It’s a family oriented city.
Hungary is split up into two different subcultures. The older community that lived under the communist regime is more reserved, old fashioned and often doesn’t speak English. The generation of 40 years and under are more liberal and generally speak English.
And people work hard here, but they also play harder.
The expat community is great.
We expat moms can relate to the older person yelling at us in Hungarian that our child needs a hat if there is the slightest breeze. We can laugh at how different things are in this country.
Plan how you will get to the city center before you arrive.
The service industry has some of the rudest people ever. Laugh it off. Remember, they’re not making enough to serve you with a smile. Lol!
Walk everywhere!! You’ll fall in love with this city.
What would take three steps in America, takes about 15 more steps here. This goes for the simplest thing like depositing money in your own bank to filling out paperwork at a government office. The country is changing, but it’s still behind the times in most ways.
Finding what you need can be challenging. My friend joked that she felt like a hunter gatherer when she moved here. You hunt for the simplest tool or item and when you find it, you stock up.
The expat groups are good for this. You ask for something and often someone knows where to find it.
Best things about life in Budapest
It’s surprising how multicultural it is as a city. I meet people from countries I’ve never heard of almost every week.
People love to visit or move to Budapest. As an eastern European country it’s one of the best places to live.

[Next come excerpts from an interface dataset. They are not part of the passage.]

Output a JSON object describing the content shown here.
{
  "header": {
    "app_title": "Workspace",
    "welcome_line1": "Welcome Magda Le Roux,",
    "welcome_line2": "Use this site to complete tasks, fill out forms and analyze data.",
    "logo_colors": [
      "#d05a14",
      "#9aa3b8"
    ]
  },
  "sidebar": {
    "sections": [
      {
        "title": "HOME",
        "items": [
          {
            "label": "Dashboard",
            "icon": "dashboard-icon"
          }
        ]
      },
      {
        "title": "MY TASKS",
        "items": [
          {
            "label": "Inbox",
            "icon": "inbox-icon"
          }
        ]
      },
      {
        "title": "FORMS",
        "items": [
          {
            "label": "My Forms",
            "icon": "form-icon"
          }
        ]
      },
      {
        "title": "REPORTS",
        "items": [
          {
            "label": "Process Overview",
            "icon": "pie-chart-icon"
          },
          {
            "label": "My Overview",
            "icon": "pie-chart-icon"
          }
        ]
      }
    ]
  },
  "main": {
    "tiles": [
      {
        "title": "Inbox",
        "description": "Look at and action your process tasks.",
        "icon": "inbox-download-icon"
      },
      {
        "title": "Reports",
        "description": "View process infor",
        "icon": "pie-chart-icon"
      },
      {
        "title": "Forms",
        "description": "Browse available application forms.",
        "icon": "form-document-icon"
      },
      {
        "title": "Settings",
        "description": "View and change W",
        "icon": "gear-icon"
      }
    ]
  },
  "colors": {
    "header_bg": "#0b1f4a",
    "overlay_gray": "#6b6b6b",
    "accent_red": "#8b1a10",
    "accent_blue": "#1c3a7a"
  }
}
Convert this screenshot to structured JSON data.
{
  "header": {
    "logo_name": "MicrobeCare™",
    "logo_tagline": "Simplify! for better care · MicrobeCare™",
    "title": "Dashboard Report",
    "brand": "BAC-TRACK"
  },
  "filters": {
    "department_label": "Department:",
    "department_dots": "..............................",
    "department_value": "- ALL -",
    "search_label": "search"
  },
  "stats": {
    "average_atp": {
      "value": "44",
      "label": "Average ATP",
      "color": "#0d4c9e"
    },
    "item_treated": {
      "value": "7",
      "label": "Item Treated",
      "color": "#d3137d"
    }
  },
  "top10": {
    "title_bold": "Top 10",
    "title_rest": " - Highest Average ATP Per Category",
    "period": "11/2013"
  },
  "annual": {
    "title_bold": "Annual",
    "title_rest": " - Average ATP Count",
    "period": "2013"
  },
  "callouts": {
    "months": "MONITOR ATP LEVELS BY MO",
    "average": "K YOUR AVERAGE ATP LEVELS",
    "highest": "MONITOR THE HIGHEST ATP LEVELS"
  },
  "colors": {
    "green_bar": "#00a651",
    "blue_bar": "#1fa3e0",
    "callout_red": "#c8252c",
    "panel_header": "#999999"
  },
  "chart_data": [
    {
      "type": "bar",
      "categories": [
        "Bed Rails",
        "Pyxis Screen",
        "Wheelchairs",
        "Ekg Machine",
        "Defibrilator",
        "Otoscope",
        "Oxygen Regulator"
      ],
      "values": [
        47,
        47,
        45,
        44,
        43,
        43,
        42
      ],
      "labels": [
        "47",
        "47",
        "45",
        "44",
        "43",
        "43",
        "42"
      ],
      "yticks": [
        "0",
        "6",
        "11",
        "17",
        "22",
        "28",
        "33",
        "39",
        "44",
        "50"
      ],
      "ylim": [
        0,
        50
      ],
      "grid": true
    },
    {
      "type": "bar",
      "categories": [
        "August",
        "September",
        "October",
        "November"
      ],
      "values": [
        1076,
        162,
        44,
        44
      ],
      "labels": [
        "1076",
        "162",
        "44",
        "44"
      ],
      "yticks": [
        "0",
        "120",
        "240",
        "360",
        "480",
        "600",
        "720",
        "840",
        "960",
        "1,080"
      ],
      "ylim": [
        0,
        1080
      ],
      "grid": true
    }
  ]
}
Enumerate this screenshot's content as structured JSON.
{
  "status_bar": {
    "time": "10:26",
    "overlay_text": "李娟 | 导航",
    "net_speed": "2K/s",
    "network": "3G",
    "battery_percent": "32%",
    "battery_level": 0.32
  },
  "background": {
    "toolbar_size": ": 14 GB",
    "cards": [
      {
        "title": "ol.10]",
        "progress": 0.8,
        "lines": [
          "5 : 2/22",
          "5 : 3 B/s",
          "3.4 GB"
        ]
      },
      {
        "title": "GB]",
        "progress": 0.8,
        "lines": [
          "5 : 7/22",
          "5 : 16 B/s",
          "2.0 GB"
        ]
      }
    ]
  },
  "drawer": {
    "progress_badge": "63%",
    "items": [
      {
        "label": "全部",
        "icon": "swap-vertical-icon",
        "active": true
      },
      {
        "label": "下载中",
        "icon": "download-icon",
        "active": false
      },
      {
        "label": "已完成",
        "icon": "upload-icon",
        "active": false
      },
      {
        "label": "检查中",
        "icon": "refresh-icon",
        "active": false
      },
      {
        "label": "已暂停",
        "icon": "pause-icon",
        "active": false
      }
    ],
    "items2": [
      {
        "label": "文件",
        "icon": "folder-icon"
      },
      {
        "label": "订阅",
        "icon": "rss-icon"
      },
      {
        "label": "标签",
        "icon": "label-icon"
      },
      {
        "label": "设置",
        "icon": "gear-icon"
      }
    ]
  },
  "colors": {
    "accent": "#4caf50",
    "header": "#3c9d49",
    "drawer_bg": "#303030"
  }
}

I love every minute of living here! The city lights up in gold at night. There are so many events to attend. There is something for everyone.
Follow Starr’s adventures in Budapest at blackgirlinbudapest.com